The comments were anything but supportive. All 15 speakers, mostly Del Mar residents, voiced concerns about the size of the project and the resulting increase in traffic, noise and light, and its potential negative impacts on the San Dieguito Lagoon.
During the next 15 years the 22nd DAA, which governs the state-owned fairgrounds, is proposing to build a 330-room hotel-condominium with a grand ballroom, new exhibition halls, rooftop sports fields, offices, a health club, parking structures and a seasonal train platform.
“Such a large-scale development is inconsistent with the requirement to run (the fairgrounds) in an environmentally conscientious manner,” Del Mar resident Ed Mirsky said. “Whenever you change something, disaster will happen. I believe that (is true here).”
Building a convention center in the middle of a small community “is just appalling,” Lee Haydu, also from Del Mar, said. “If you lived in this community, which most of you do not, think about how you’d like it.”
Some speakers said they weren’t necessarily opposed to the renovation, just its size.
They asked the board to rethink its plans.
“Just because we can doesn’t mean we should,” Mark Fangue, a member of Del Mar’s San Dieguito Lagoon Preservation Committee, said. “Renovation is good.
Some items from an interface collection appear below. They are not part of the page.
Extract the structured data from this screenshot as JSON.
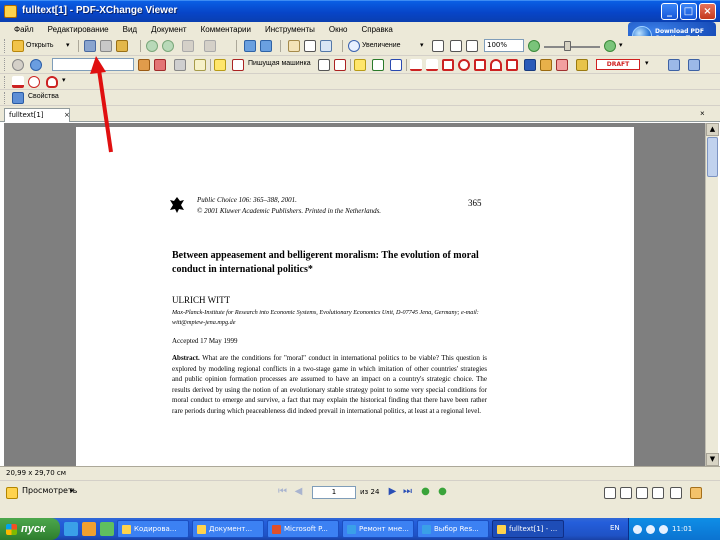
{
  "window": {
    "title": "fulltext[1] - PDF-XChange Viewer"
  },
  "menu": [
    "Файл",
    "Редактирование",
    "Вид",
    "Документ",
    "Комментарии",
    "Инструменты",
    "Окно",
    "Справка"
  ],
  "ad": {
    "text": "Download PDF\nCreation Tools"
  },
  "toolbar1": {
    "open_label": "Открыть",
    "zoom_label": "Увеличение",
    "zoom_value": "100%"
  },
  "toolbar2": {
    "typewriter_label": "Пишущая машинка",
    "stamp_label": "DRAFT"
  },
  "toolbar4": {
    "properties_label": "Свойства"
  },
  "tabs": {
    "document_tab": "fulltext[1]"
  },
  "document": {
    "journal_line_1": "Public Choice 106: 365–388, 2001.",
    "journal_line_2": "© 2001 Kluwer Academic Publishers. Printed in the Netherlands.",
    "page_number": "365",
    "title": "Between appeasement and belligerent moralism: The evolution of moral conduct in international politics*",
    "author": "ULRICH WITT",
    "affiliation": "Max-Planck-Institute for Research into Economic Systems, Evolutionary Economics Unit, D-07745 Jena, Germany; e-mail: witt@mpiew-jena.mpg.de",
    "accepted": "Accepted 17 May 1999",
    "abstract_head": "Abstract.",
    "abstract_body": "What are the conditions for \"moral\" conduct in international politics to be viable? This question is explored by modeling regional conflicts in a two-stage game in which imitation of other countries' strategies and public opinion formation processes are assumed to have an impact on a country's strategic choice. The results derived by using the notion of an evolutionary stable strategy point to some very special conditions for moral conduct to emerge and survive, a fact that may explain the historical finding that there have been rather rare periods during which peaceableness did indeed prevail in international politics, at least at a regional level."
  },
  "statusbar": {
    "dimensions": "20,99 x 29,70 см"
  },
  "navbar": {
    "view_option": "Просмотреть",
    "page_field": "1",
    "page_of": "из 24"
  },
  "taskbar": {
    "start_label": "пуск",
    "buttons": [
      "Кодирова...",
      "Документ...",
      "Microsoft P...",
      "Ремонт мне...",
      "Выбор Res...",
      "fulltext[1] - ..."
    ],
    "language": "EN",
    "clock": "11:01"
  },
  "colors": {
    "titlebar": "#0a5fe5",
    "chrome": "#ece9d8",
    "doc_background": "#7f7f7f",
    "arrow": "#e01010",
    "taskbar": "#245edb",
    "start_button": "#3a8f3a"
  }
}
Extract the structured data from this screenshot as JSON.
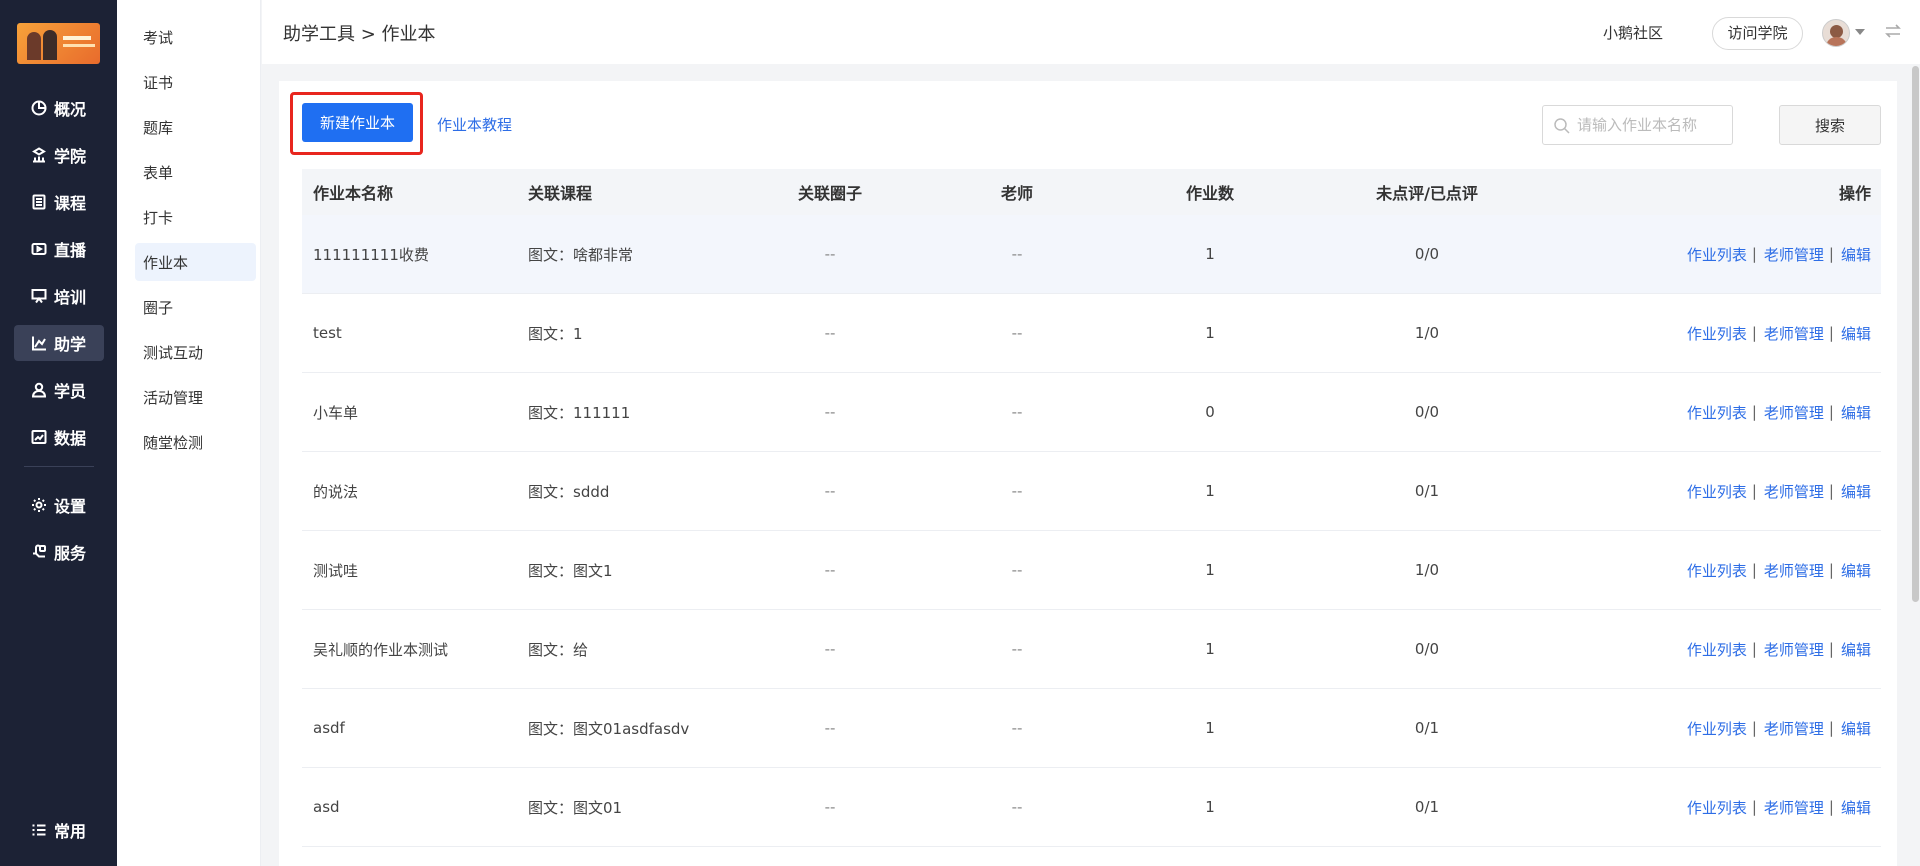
{
  "nav": {
    "items": [
      {
        "label": "概况",
        "icon": "pie-chart-icon"
      },
      {
        "label": "学院",
        "icon": "academy-icon"
      },
      {
        "label": "课程",
        "icon": "course-icon"
      },
      {
        "label": "直播",
        "icon": "live-icon"
      },
      {
        "label": "培训",
        "icon": "training-icon"
      },
      {
        "label": "助学",
        "icon": "assist-chart-icon",
        "active": true
      },
      {
        "label": "学员",
        "icon": "student-icon"
      },
      {
        "label": "数据",
        "icon": "data-icon"
      }
    ],
    "items2": [
      {
        "label": "设置",
        "icon": "gear-icon"
      },
      {
        "label": "服务",
        "icon": "service-icon"
      }
    ],
    "bottom": {
      "label": "常用",
      "icon": "list-icon"
    }
  },
  "subnav": {
    "items": [
      {
        "label": "考试"
      },
      {
        "label": "证书"
      },
      {
        "label": "题库"
      },
      {
        "label": "表单"
      },
      {
        "label": "打卡"
      },
      {
        "label": "作业本",
        "active": true
      },
      {
        "label": "圈子"
      },
      {
        "label": "测试互动"
      },
      {
        "label": "活动管理"
      },
      {
        "label": "随堂检测"
      }
    ]
  },
  "topbar": {
    "breadcrumb": "助学工具 > 作业本",
    "community": "小鹅社区",
    "visit_button": "访问学院"
  },
  "toolbar": {
    "new_button": "新建作业本",
    "tutorial_link": "作业本教程",
    "search_placeholder": "请输入作业本名称",
    "search_button": "搜索"
  },
  "table": {
    "headers": {
      "name": "作业本名称",
      "course": "关联课程",
      "circle": "关联圈子",
      "teacher": "老师",
      "count": "作业数",
      "review": "未点评/已点评",
      "ops": "操作"
    },
    "ops_labels": {
      "list": "作业列表",
      "teachers": "老师管理",
      "edit": "编辑",
      "sep": "|"
    },
    "rows": [
      {
        "name": "111111111收费",
        "course": "图文：啥都非常",
        "circle": "--",
        "teacher": "--",
        "count": "1",
        "review": "0/0"
      },
      {
        "name": "test",
        "course": "图文：1",
        "circle": "--",
        "teacher": "--",
        "count": "1",
        "review": "1/0"
      },
      {
        "name": "小车单",
        "course": "图文：111111",
        "circle": "--",
        "teacher": "--",
        "count": "0",
        "review": "0/0"
      },
      {
        "name": "的说法",
        "course": "图文：sddd",
        "circle": "--",
        "teacher": "--",
        "count": "1",
        "review": "0/1"
      },
      {
        "name": "测试哇",
        "course": "图文：图文1",
        "circle": "--",
        "teacher": "--",
        "count": "1",
        "review": "1/0"
      },
      {
        "name": "吴礼顺的作业本测试",
        "course": "图文：给",
        "circle": "--",
        "teacher": "--",
        "count": "1",
        "review": "0/0"
      },
      {
        "name": "asdf",
        "course": "图文：图文01asdfasdv",
        "circle": "--",
        "teacher": "--",
        "count": "1",
        "review": "0/1"
      },
      {
        "name": "asd",
        "course": "图文：图文01",
        "circle": "--",
        "teacher": "--",
        "count": "1",
        "review": "0/1"
      }
    ]
  },
  "colors": {
    "nav_bg": "#1c2235",
    "primary": "#1f6ff2",
    "link": "#2d6de6",
    "highlight_border": "#e8261e"
  }
}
Expansion may not be the best thing for us. Converting wetlands to parking spaces is not a good thing. This expansion is a bit too much.”
Bettie Youngs, who’s lived in Del Mar since 1980, said she remains in the county’s smallest city because “it’s quaint and it has controls to keep it that way.”
“Why spoil it?” she asked. “I do understand progress. I don’t think we have the right development.”
“I’m glad you’re here today,” board member Barry Nussbaum told speakers. He said the board welcomes their input and encourages them to stay involved. But according to state guidelines, only comments submitted in writing by Jan. 8 will be formally considered.
Nussbaum said there will be “no impact to the San Dieguito River Valley.” He also said renovating the existing buildings, some of which were built 50 years ago before environmental laws were in place, will dramatically improvement the environment.
He also said some information that has been circulating is inaccurate, including a rendering of a Jumbotron-style electric sign along Interstate 5, which he called a “gross distortion.”
“This district has gone out of its way to be a good neighbor and it will continue to do so,” Nussbaum said. He also noted that there is currently no financing in place for any of the planned projects.
Officials in Del Mar and Solana Beach had several concerns immediately after the master plan and EIR were released. City staff members in both cities have formed teams that are thoroughly reviewing the documents and preparing comments to submit by the Jan. 8 deadline.
Comments can be submitted to MasterPlanEIR@ sdfair.com or the 22nd DAA, Att: Dustin Fuller, senior environmental planner, 2260 Jimmy Durante Blvd., Del Mar, CA 92104. To view the
document, visit www.sdfair. com.